Data for processing START
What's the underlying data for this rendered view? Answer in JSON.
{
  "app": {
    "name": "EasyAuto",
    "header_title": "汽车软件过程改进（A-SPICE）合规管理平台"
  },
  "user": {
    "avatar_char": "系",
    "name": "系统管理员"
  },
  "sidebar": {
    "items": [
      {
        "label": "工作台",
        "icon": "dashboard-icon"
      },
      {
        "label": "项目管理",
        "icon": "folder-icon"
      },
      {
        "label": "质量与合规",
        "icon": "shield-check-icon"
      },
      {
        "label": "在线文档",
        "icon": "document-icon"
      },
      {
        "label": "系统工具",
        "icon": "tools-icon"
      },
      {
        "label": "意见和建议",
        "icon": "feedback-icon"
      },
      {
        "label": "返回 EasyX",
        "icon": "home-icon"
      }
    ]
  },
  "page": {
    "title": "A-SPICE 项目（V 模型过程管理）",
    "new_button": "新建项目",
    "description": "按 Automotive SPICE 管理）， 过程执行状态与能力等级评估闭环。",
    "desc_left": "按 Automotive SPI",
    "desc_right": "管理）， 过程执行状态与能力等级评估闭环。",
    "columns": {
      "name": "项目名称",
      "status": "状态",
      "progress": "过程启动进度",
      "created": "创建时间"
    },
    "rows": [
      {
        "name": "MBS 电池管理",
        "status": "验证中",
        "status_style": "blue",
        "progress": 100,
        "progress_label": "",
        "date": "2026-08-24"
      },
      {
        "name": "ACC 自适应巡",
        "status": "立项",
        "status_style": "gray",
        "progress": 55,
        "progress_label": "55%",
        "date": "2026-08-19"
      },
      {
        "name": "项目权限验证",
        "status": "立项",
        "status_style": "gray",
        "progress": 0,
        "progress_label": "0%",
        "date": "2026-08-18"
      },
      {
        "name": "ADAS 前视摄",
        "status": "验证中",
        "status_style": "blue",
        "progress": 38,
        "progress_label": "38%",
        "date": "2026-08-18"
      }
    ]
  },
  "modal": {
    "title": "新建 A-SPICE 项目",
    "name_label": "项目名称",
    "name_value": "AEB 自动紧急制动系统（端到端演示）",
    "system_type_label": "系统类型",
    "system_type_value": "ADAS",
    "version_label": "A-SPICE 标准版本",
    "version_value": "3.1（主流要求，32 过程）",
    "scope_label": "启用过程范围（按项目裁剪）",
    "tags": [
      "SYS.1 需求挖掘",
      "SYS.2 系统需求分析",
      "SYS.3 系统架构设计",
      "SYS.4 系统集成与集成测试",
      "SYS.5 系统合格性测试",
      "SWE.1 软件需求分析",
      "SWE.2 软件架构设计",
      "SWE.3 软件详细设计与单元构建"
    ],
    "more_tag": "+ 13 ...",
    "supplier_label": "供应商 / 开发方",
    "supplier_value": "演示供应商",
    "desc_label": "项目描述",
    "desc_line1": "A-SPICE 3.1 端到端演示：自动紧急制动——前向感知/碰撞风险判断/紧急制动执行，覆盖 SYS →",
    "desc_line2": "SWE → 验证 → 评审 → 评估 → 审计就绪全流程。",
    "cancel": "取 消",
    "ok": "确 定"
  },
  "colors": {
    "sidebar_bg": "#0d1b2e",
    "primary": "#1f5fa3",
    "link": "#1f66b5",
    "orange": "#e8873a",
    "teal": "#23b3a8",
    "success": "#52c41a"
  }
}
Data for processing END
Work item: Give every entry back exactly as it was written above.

Result:
What's the underlying data for this rendered view? Answer in JSON.
{
  "app": {
    "name": "EasyAuto",
    "header_title": "汽车软件过程改进（A-SPICE）合规管理平台"
  },
  "user": {
    "avatar_char": "系",
    "name": "系统管理员"
  },
  "sidebar": {
    "items": [
      {
        "label": "工作台",
        "icon": "dashboard-icon"
      },
      {
        "label": "项目管理",
        "icon": "folder-icon"
      },
      {
        "label": "质量与合规",
        "icon": "shield-check-icon"
      },
      {
        "label": "在线文档",
        "icon": "document-icon"
      },
      {
        "label": "系统工具",
        "icon": "tools-icon"
      },
      {
        "label": "意见和建议",
        "icon": "feedback-icon"
      },
      {
        "label": "返回 EasyX",
        "icon": "home-icon"
      }
    ]
  },
  "page": {
    "title": "A-SPICE 项目（V 模型过程管理）",
    "new_button": "新建项目",
    "description": "按 Automotive SPICE 管理）， 过程执行状态与能力等级评估闭环。",
    "desc_left": "按 Automotive SPI",
    "desc_right": "管理）， 过程执行状态与能力等级评估闭环。",
    "columns": {
      "name": "项目名称",
      "status": "状态",
      "progress": "过程启动进度",
      "created": "创建时间"
    },
    "rows": [
      {
        "name": "MBS 电池管理",
        "status": "验证中",
        "status_style": "blue",
        "progress": 100,
        "progress_label": "",
        "date": "2026-08-24"
      },
      {
        "name": "ACC 自适应巡",
        "status": "立项",
        "status_style": "gray",
        "progress": 55,
        "progress_label": "55%",
        "date": "2026-08-19"
      },
      {
        "name": "项目权限验证",
        "status": "立项",
        "status_style": "gray",
        "progress": 0,
        "progress_label": "0%",
        "date": "2026-08-18"
      },
      {
        "name": "ADAS 前视摄",
        "status": "验证中",
        "status_style": "blue",
        "progress": 38,
        "progress_label": "38%",
        "date": "2026-08-18"
      }
    ]
  },
  "modal": {
    "title": "新建 A-SPICE 项目",
    "name_label": "项目名称",
    "name_value": "AEB 自动紧急制动系统（端到端演示）",
    "system_type_label": "系统类型",
    "system_type_value": "ADAS",
    "version_label": "A-SPICE 标准版本",
    "version_value": "3.1（主流要求，32 过程）",
    "scope_label": "启用过程范围（按项目裁剪）",
    "tags": [
      "SYS.1 需求挖掘",
      "SYS.2 系统需求分析",
      "SYS.3 系统架构设计",
      "SYS.4 系统集成与集成测试",
      "SYS.5 系统合格性测试",
      "SWE.1 软件需求分析",
      "SWE.2 软件架构设计",
      "SWE.3 软件详细设计与单元构建"
    ],
    "more_tag": "+ 13 ...",
    "supplier_label": "供应商 / 开发方",
    "supplier_value": "演示供应商",
    "desc_label": "项目描述",
    "desc_line1": "A-SPICE 3.1 端到端演示：自动紧急制动——前向感知/碰撞风险判断/紧急制动执行，覆盖 SYS →",
    "desc_line2": "SWE → 验证 → 评审 → 评估 → 审计就绪全流程。",
    "cancel": "取 消",
    "ok": "确 定"
  },
  "colors": {
    "sidebar_bg": "#0d1b2e",
    "primary": "#1f5fa3",
    "link": "#1f66b5",
    "orange": "#e8873a",
    "teal": "#23b3a8",
    "success": "#52c41a"
  }
}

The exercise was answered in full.